FSU was the first to find the end zone, going up 7-3 in the second quarter when Blackman found tight end Gabe Nabers on a 10-yard pass in the flats. That drive was all tempo for the ’Noles— well, that and field position, as a terrible Virginia punt let Florida State take over at the UVA 39 and take just three plays to punch it in. The Wahoos are more talented than the Seminoles’ offensive front, but Blackman adjusted nicely by moving around in the pocket during this game, which gave himself — and his receivers — more time to make plays.
It was a back-and-forth contest from there on. The Cavaliers, not at all an explosive team offensively, used some big plays to strike back on the next drive for a 10-7 lead. But after trading punts, FSU countered with tight end Tre McKitty, whom Blackman found for a couple of first downs. McKitty had another nice night, with 70 receiving yards.

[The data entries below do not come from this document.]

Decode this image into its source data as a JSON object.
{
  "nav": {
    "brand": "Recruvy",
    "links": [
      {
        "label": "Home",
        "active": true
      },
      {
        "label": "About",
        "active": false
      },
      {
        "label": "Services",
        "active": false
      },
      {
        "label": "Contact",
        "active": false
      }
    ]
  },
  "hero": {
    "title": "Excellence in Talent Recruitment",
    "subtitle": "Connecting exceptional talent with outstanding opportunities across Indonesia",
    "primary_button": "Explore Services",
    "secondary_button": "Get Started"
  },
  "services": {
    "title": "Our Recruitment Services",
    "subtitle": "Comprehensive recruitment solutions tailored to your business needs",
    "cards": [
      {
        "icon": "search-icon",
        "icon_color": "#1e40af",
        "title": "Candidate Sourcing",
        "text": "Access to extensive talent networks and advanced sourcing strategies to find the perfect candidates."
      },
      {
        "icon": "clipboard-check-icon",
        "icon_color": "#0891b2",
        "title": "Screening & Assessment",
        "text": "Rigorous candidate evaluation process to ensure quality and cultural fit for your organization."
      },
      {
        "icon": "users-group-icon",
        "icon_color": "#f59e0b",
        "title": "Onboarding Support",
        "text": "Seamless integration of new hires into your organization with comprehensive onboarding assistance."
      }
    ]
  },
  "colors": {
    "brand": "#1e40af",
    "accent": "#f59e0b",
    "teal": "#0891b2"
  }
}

A clever little scramble in the red-zone saw Blackman find running back Cam Akers for a three-yard TD just before the break. 14-10, Seminoles, at the half.
After Florida State kicker Roberto Aguayo tied a career high by hitting a 53-yard field goal that comprised all the third-quarter scoring, FSU took a 17-10 lead to the fourth. Virginia found its stride in the second half by working underneath, at one point completing 14 straight passes. That facilitated two straight TD drives for Virginia to start the fourth quarter, bookending an impressive FSU TD drive that was extended by a courageous third-and-10 grab by Tamorrion Terry (who led the team with 78 yards through the air) and was capped by a Keyshawn Helton TD. Helton got the nod in place of the suspended DJ Matthews.
After the second of those UVA scoring drives — one aided by three personal fouls on FSU — the game should have ben tied 24 all, but the ’Hoos shanked an extra point. FSU had a one-point lead and the ball with six minutes left. Cue the three and out.
Still, clinging to a 24-23 lead, the defense could have won this for the Seminoles. But the Seminoles’ fifth personal foul in the quarter continued to reflect their collapse (as well as a terrible call on Robert Cooper when he was simply finishing a play), as Virginia scored its third-straight TD to go up 29-24, 31-24 after Perkins demoralized a gassed FSU defense for the two-point conversion.
But the ’Noles had another shot, getting the ball back, down 7, with 2:34 remaining. A pass interference call and then an unsportsmanlike call on UVA coach Bronco Mendenhall advanced the ball to the 50. Terry then dusted his man on a double move, and was open by five yards for the tying score. But Blackman airmailed him for perhaps the worst miss of his career.
Another pass-interference calls and a roughing-the-passer whistle got FSU to within the UVA red zone, but right on script for this season, the glimmer of hope for Florida State was unceremoniously snuffed out by the Charlottesville night, as the clock ran out on the Seminoles’ final play from the UVA 4, when Akers battled hard but couldn’t find the end zone on a direct snap. He certainly didn’t get much help from a lackluster blocking “effort” from Terry.
However, the conclusion wasn’t without controversy, as national writers are noting:
OK, here’s the clock at the end of FSU-UVA. Should have stopped at seven. Stopped at four. Not sure it would have mattered because FSU couldn’t get lined up to clock it, but baaaaaaaaad couple of days for ACC clock operators and officiating crews. https://t.co/ZkpPQo6A8G— Andy Staples (@Andy_Staples) September 15, 2019
Why couldn’t FSU spike it to stop the clock? More on that here. And more ACC play for the Seminoles on Saturday, when they’ll return to Tallahassee for their conference home-opener against Louisville,